On Wednesday, hours after President Donald Trump signed an executive order denying federal grant funds to cities such as San Francisco with "sanctuary city" policies limiting local law enforcement's cooperation with federal immigration authorities, the mayors of the Bay Area's three largest cities spoke out against it.
San Francisco receives around $1 billion in funding from the federal government across all categories but Mayor Ed Lee today said the city is still working to determine exactly which funds will be affected by the order. He said Department of Homeland Security grant funds total somewhere around $10 million.
"Our city is still a sanctuary city and we are going to remain a sanctuary city," Lee said.
The mayor said he believed San Francisco's sanctuary city policy makes the city safe.

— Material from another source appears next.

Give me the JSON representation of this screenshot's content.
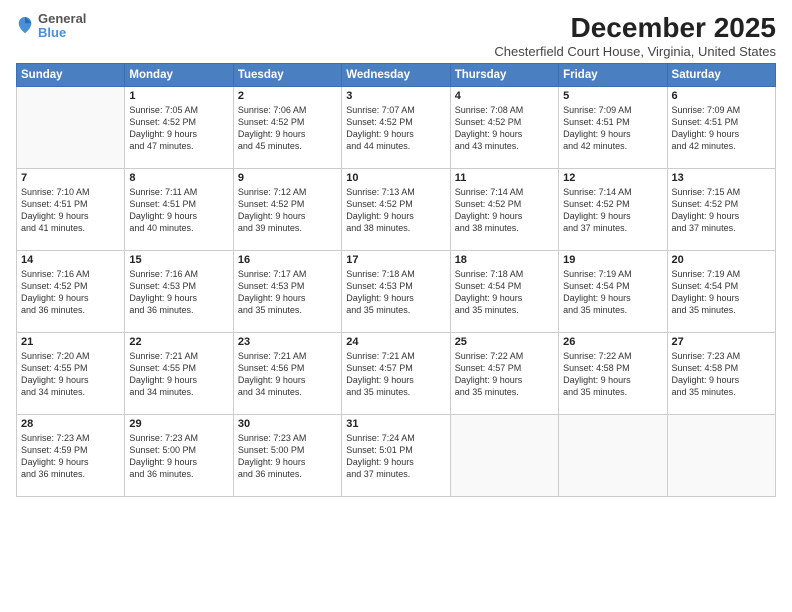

The policy is intended to increase trust and cooperation between local law enforcement and immigrant communities, as well as make it possible for immigrants to access services such as education and health care.

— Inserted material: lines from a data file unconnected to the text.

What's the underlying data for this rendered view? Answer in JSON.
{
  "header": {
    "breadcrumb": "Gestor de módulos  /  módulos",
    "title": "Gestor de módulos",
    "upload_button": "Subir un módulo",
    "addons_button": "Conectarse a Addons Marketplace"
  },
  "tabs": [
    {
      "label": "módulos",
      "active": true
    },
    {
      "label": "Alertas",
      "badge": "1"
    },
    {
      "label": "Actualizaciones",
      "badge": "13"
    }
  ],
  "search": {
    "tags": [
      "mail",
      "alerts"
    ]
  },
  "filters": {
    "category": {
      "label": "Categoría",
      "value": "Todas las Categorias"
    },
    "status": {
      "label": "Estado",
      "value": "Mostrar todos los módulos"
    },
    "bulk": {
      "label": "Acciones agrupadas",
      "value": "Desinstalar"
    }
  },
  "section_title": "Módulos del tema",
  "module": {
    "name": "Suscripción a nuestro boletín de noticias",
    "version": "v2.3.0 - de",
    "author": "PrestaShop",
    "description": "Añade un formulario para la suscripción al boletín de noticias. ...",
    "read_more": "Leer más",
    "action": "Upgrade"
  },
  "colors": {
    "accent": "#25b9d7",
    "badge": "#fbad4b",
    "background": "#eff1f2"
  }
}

The policy has been the subject of controversy, most recently following the July 1, 2015, shooting of Kate Steinle, a 32-year-old Pleasanton native who was killed while walking on Pier 14.

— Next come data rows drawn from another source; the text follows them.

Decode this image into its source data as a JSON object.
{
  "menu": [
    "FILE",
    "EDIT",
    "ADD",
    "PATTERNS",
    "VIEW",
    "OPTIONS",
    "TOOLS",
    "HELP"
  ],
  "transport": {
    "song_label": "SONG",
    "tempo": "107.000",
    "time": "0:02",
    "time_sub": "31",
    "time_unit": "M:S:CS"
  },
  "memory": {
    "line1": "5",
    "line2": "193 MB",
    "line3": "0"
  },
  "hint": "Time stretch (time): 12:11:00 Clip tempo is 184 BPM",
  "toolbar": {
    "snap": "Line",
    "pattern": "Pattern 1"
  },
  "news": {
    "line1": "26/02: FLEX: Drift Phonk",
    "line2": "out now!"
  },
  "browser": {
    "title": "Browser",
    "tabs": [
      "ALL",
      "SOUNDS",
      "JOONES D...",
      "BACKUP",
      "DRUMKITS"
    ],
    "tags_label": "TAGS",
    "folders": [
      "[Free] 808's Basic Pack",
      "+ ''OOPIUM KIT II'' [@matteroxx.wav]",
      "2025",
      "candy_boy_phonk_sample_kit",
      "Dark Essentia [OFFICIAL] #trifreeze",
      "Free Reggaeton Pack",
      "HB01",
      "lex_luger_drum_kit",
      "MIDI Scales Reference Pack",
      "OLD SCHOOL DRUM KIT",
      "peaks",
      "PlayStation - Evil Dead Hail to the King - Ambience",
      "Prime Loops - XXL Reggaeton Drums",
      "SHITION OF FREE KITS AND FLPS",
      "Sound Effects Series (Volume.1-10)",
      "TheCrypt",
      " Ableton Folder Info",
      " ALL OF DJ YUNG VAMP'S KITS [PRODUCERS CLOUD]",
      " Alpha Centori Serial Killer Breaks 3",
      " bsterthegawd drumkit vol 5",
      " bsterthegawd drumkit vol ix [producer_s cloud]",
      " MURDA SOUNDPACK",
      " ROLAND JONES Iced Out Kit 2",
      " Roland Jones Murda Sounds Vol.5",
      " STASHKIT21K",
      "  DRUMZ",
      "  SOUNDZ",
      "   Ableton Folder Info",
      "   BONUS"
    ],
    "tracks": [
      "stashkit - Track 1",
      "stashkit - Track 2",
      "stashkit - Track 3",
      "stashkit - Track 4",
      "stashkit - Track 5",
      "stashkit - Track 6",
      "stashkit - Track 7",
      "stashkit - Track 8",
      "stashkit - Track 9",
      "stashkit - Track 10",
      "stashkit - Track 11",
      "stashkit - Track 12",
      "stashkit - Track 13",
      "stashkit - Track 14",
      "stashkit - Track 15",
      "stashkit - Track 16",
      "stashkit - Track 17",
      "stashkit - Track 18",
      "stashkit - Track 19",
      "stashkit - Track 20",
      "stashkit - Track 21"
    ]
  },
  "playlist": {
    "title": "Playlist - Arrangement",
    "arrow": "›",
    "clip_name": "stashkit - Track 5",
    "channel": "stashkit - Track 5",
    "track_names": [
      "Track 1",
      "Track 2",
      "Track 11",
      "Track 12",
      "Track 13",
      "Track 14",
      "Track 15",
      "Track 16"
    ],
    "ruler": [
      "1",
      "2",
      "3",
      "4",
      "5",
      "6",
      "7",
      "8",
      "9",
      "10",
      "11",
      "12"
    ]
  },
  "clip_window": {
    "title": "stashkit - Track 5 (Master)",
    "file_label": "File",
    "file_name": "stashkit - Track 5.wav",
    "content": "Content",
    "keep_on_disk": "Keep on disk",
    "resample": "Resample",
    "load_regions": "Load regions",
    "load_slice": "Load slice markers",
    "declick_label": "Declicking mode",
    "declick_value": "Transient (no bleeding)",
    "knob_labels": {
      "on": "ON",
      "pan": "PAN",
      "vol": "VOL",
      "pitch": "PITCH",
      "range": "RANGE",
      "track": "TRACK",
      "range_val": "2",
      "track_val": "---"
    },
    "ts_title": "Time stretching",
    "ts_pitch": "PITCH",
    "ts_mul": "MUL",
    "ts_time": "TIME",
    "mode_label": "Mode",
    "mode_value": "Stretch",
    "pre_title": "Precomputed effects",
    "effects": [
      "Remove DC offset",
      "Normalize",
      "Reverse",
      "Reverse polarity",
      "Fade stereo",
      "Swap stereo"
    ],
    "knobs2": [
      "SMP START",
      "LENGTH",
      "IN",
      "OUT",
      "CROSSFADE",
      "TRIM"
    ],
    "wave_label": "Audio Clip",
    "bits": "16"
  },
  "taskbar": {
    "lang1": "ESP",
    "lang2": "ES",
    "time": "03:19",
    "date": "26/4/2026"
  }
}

Juan Francisco Lopez-Sanchez, a Mexican citizen with a history of drug convictions and deportations, was arrested an hour later and charged with killing her with a gun that had been stolen from the car of a U.S. Bureau of Land Management ranger.
Steinle's family sued San Francisco because the sheriff's department had released Lopez-Sanchez from jail a short time before the shooting without notifying immigration authorities, as dictated by city policy.
However, a federal judge threw out the family's case against the city earlier this month, saying there was no law requiring the city to disclose his release date.
The Board of Supervisors voted in May to uphold and revise the sanctuary city policy to clarify that law enforcement would only notify immigration authorities of an inmate's release in limited circumstances involving serious felonies.
The Mayors of Bay Area's three largest cities, Oakland, San Francisco and San Jose, and the City of Berkeley, reaffirmed their commitment to working together to address the many challenges the region faces from growing income inequality, lack of affordable housing, better education outcomes, job creation and transportation infrastructure improvement.
Berkeley Mayor Jesse Arreguín, San Francisco Mayor Ed Lee, San Jose Mayor Sam Liccardo and Oakland Mayor Libby Schaaf also vowed to take a regional approach to combat the impacts of any threatened cuts in federal funding which would effect their residents.
"The Bay Area stands united against this White House’s morally bankrupt policies that would divide families, turn our nation’s back on refugees in need, and potentially thwart the efforts of nearly one million productive young people who are on a legal path to citizenship," Schaaf said. "Oaklanders rely on $130 million in federal funding for everything from early education programs like Head Start to getting officers out of their cars and onto our streets at a time when community policing is so desperately needed. We will not allow this president to play politics with our safety and security.”
Liccardo said that nothing about the president's executive order will change how San Jose cops police the city. "The San Jose Police Department’s longstanding policies relating to immigration enforcement are critical to keeping our community safe," he said. "Our police officers must focus their scarce time responding to and investigating violent, predatory and other high-priority crimes – not the enforcement of federal tax laws, federal securities laws, or federal immigration laws."